01-09-2011, 03:20 PM
We enter this new year continuing our mindful waza practice. We have developed a nice pattern of practicing one technique during a class and processing our experiences at the end of the class. I cannot emphasize strongly enough, the importance of correctly executing each part of the waza. The nature of this type of practice helps everyone to see that a person can always improve the execution of techniques. It is not uncommon for students to develop the position that he/she “knows” a technique and is ready to go on to learn “more advanced” techniques. We have many ways in which we can “hide” weaknesses in the execution of our waza. Speeding up the execution of a technique is the most common way to try and “get through” those rough spots. Trying to “muscle through” rough spots is another likely maneuver to cover up our problem areas. These tactics serve to only hinder a person’s progression in Aikido.
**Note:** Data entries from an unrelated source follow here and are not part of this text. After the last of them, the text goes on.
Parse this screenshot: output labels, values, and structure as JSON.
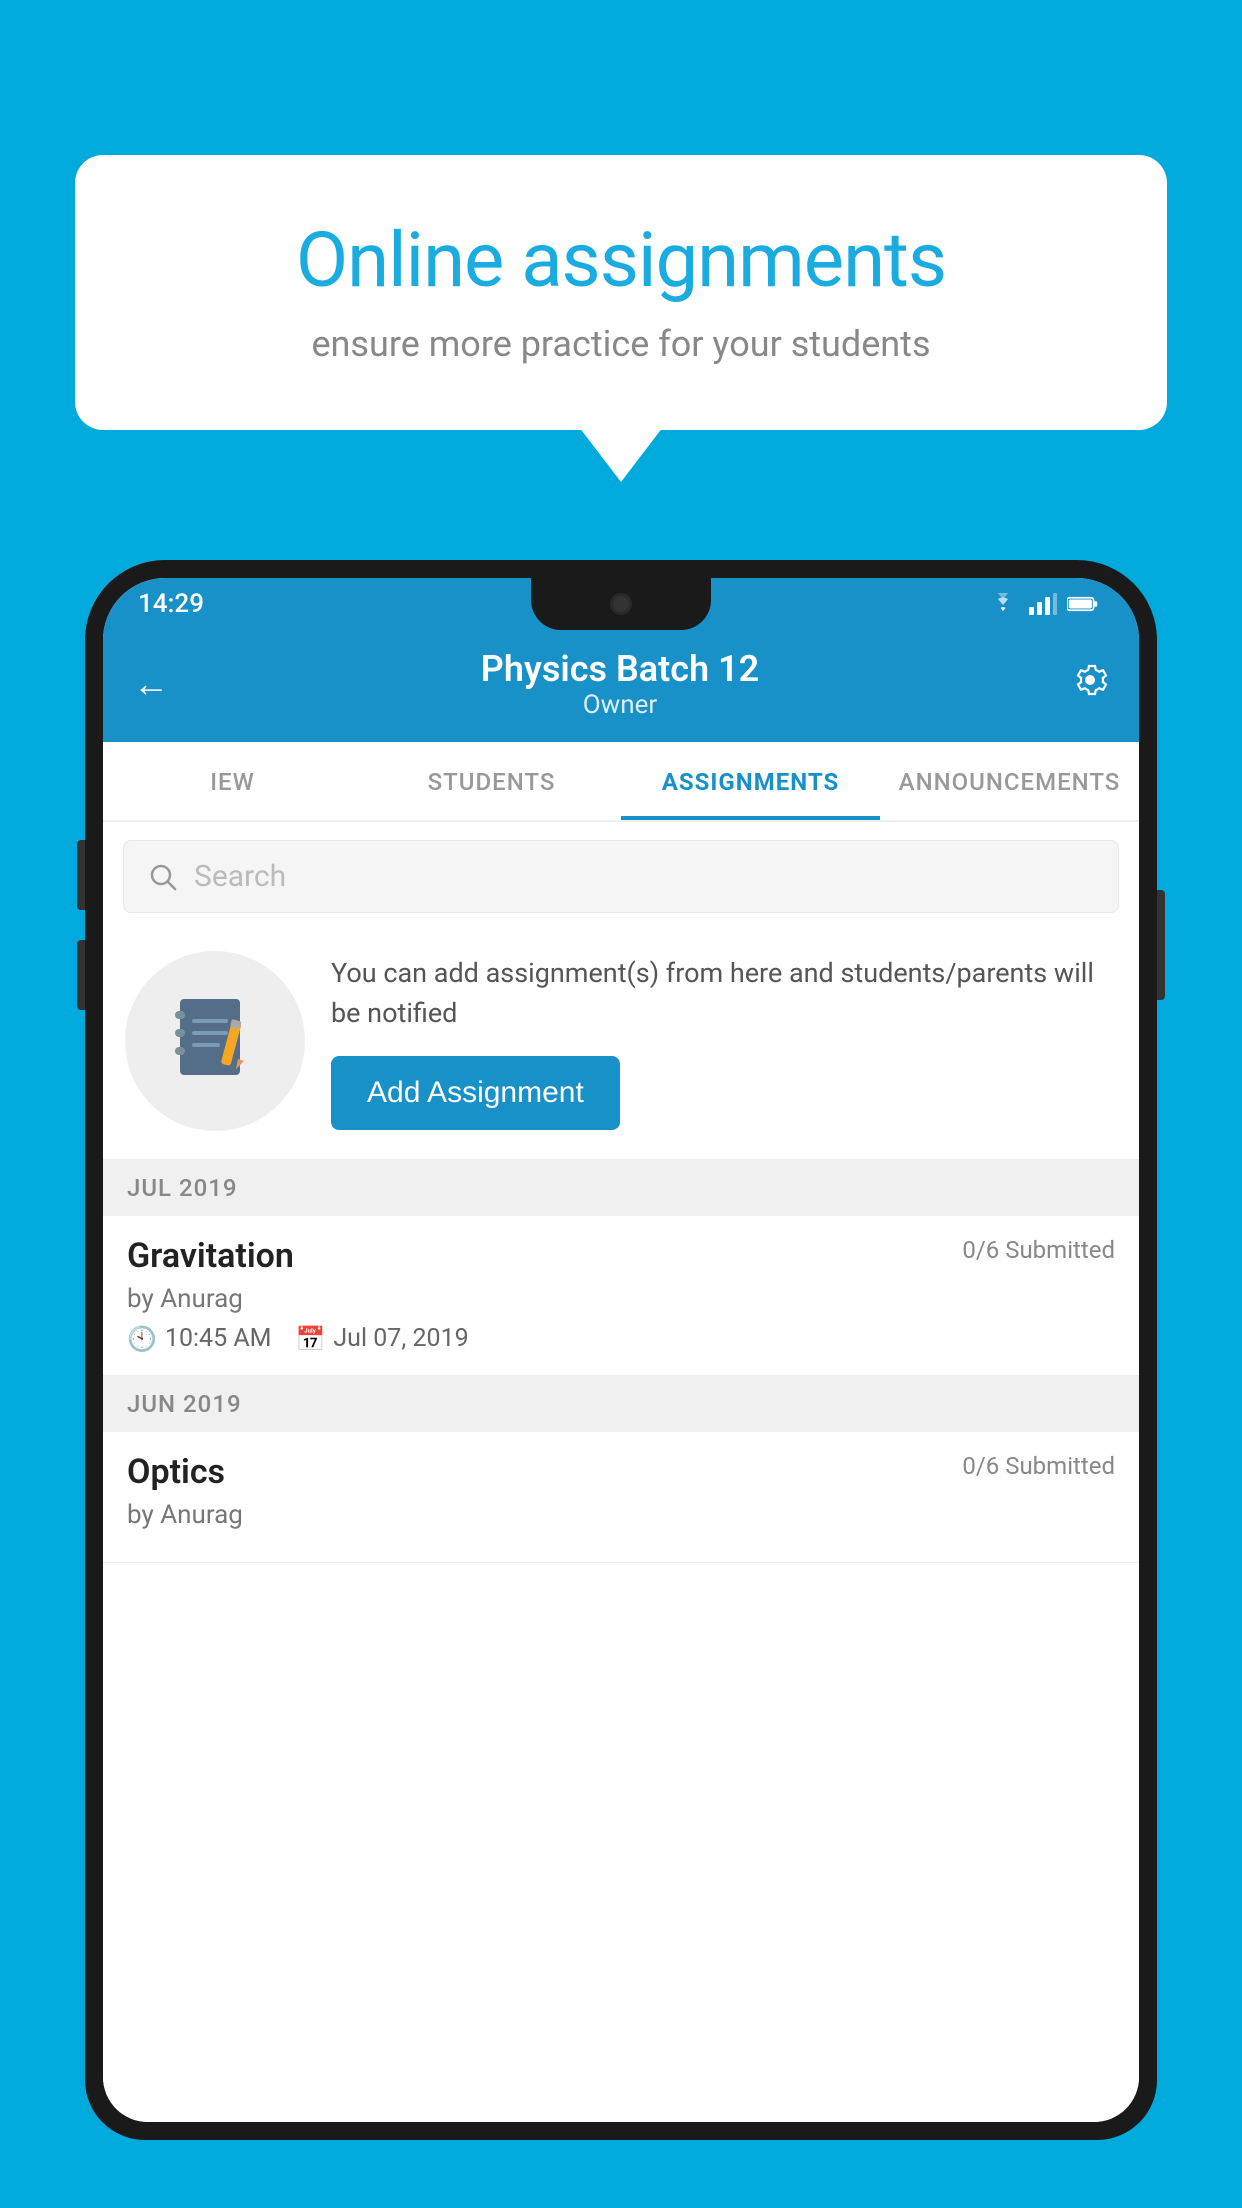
{
  "background_color": "#00AADD",
  "speech_bubble": {
    "title": "Online assignments",
    "subtitle": "ensure more practice for your students"
  },
  "phone": {
    "status_bar": {
      "time": "14:29"
    },
    "header": {
      "title": "Physics Batch 12",
      "subtitle": "Owner",
      "back_label": "←",
      "settings_label": "⚙"
    },
    "tabs": [
      {
        "label": "IEW",
        "active": false
      },
      {
        "label": "STUDENTS",
        "active": false
      },
      {
        "label": "ASSIGNMENTS",
        "active": true
      },
      {
        "label": "ANNOUNCEMENTS",
        "active": false
      }
    ],
    "search": {
      "placeholder": "Search"
    },
    "promo": {
      "description": "You can add assignment(s) from here and students/parents will be notified",
      "button_label": "Add Assignment"
    },
    "sections": [
      {
        "month": "JUL 2019",
        "assignments": [
          {
            "title": "Gravitation",
            "submitted": "0/6 Submitted",
            "by": "by Anurag",
            "time": "10:45 AM",
            "date": "Jul 07, 2019"
          }
        ]
      },
      {
        "month": "JUN 2019",
        "assignments": [
          {
            "title": "Optics",
            "submitted": "0/6 Submitted",
            "by": "by Anurag",
            "time": "",
            "date": ""
          }
        ]
      }
    ]
  }
}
I always emphasize that students should work at a speed with which they can be cognizant and in control of how a technique is being executed. A technique that works well slowly, will work well at faster speeds, as long as the execution remains “clean.” When we speed up our execution, we typically encounter the resumption of “bad habits.” Our Aikido practice is helping us to “hard-wire in” good habits. This is a long process so that is intended to have us execute waza cleanly, regardless of the speed of the attack and speed-of-execution of waza. The best way (to date) that I can teach this process is to help students focus on the execution of each aspect of a technique. We then put these “steps” together so that the execution of waza ends up as a seamless set of movements. We cannot expect ourselves to inform ourselves about these steps if we try and mimic fast execution of techniques.
This month we will continue to work on a single technique each class. Students will have already noticed that I am “upping the ante” by increasing the severity of the attack and complexity of technique. This focus should help us tune out the cold, and tune in to our waza. If that is not enough, there is always Kan Shugyo- Cold Training on Tuesday, January 25, 2011. Shihan Imaizumi will be conducting this class and will teach me how to correctly conduct this type of training so that it can become part of our yearly training cycle.
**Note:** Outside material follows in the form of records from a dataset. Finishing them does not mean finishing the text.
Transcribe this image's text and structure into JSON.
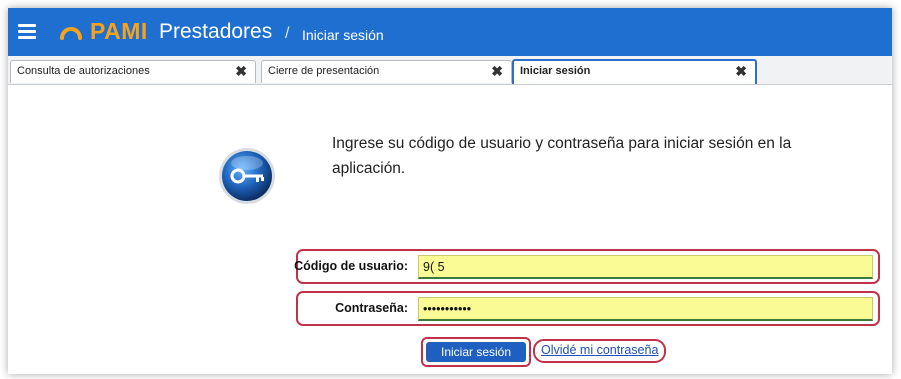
{
  "header": {
    "brand": "PAMI",
    "app_title": "Prestadores",
    "separator": "/",
    "breadcrumb": "Iniciar sesión",
    "menu_icon": "hamburger-menu-icon",
    "colors": {
      "bar": "#1f6fd1",
      "brand": "#f7a21b"
    }
  },
  "tabs": [
    {
      "label": "Consulta de autorizaciones",
      "close": "✖",
      "active": false
    },
    {
      "label": "Cierre de presentación",
      "close": "✖",
      "active": false
    },
    {
      "label": "Iniciar sesión",
      "close": "✖",
      "active": true
    }
  ],
  "login": {
    "intro": "Ingrese su código de usuario y contraseña para iniciar sesión en la aplicación.",
    "user_label": "Código de usuario:",
    "user_value": "9(          5",
    "password_label": "Contraseña:",
    "password_value": "•••••••••••",
    "submit_label": "Iniciar sesión",
    "forgot_label": "Olvidé mi contraseña",
    "icon": "key-icon",
    "colors": {
      "highlight": "#c0324a",
      "input_bg": "#fbfb95",
      "button": "#1f5fbf"
    }
  }
}
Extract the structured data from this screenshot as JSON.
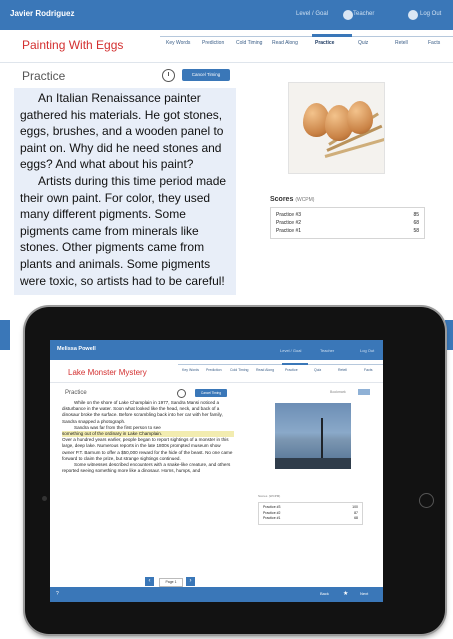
{
  "app": {
    "user": "Javier Rodriguez",
    "lesson_title": "Painting With Eggs",
    "tabs": [
      "Key Words",
      "Prediction",
      "Cold Timing",
      "Read Along",
      "Practice",
      "Quiz",
      "Retell",
      "Facts"
    ],
    "active_tab": "Practice",
    "header_links": {
      "level": "Level / Goal",
      "teacher": "Teacher",
      "logout": "Log Out"
    },
    "icons": [
      "chevron-down-icon",
      "teacher-icon",
      "user-icon",
      "clock-icon"
    ]
  },
  "practice": {
    "label": "Practice",
    "cancel_button": "Cancel Timing",
    "paragraphs": [
      "An Italian Renaissance painter gathered his materials. He got stones, eggs, brushes, and a wooden panel to paint on. Why did he need stones and eggs? And what about his paint?",
      "Artists during this time period made their own paint. For color, they used many different pigments. Some pigments came from minerals like stones. Other pigments came from plants and animals. Some pigments were toxic, so artists had to be careful!"
    ]
  },
  "scores": {
    "title": "Scores",
    "unit": "(WCPM)",
    "rows": [
      {
        "label": "Practice #3",
        "value": "85"
      },
      {
        "label": "Practice #2",
        "value": "68"
      },
      {
        "label": "Practice #1",
        "value": "58"
      }
    ]
  },
  "ipad_screen": {
    "user": "Melissa Powell",
    "lesson_title": "Lake Monster Mystery",
    "tabs": [
      "Key Words",
      "Prediction",
      "Cold Timing",
      "Read Along",
      "Practice",
      "Quiz",
      "Retell",
      "Facts"
    ],
    "practice_label": "Practice",
    "cancel_button": "Cancel Timing",
    "bookmark_label": "Bookmark",
    "paragraphs": [
      "While on the shore of Lake Champlain in 1977, Sandra Mansi noticed a disturbance in the water. Soon what looked like the head, neck, and back of a dinosaur broke the surface. Before scrambling back into her car with her family, Sandra snapped a photograph.",
      "Sandra was far from the first person to see",
      "something out of the ordinary in Lake Champlain.",
      "Over a hundred years earlier, people began to report sightings of a monster in this large, deep lake. Numerous reports in the late 1800s prompted museum show owner P.T. Barnum to offer a $50,000 reward for the hide of the beast. No one came forward to claim the prize, but strange sightings continued.",
      "Some witnesses described encounters with a snake-like creature, and others reported seeing something more like a dinosaur. Horns, humps, and"
    ],
    "pager": "Page 1",
    "scores_title": "Scores",
    "scores_unit": "(WCPM)",
    "scores": [
      {
        "label": "Practice #3",
        "value": "100"
      },
      {
        "label": "Practice #2",
        "value": "87"
      },
      {
        "label": "Practice #1",
        "value": "68"
      }
    ],
    "bottom": {
      "help": "?",
      "back": "Back",
      "next": "Next"
    }
  }
}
Marc Abrams Sensei
(Original blog post may be found here (http://aasbk.com/blog).)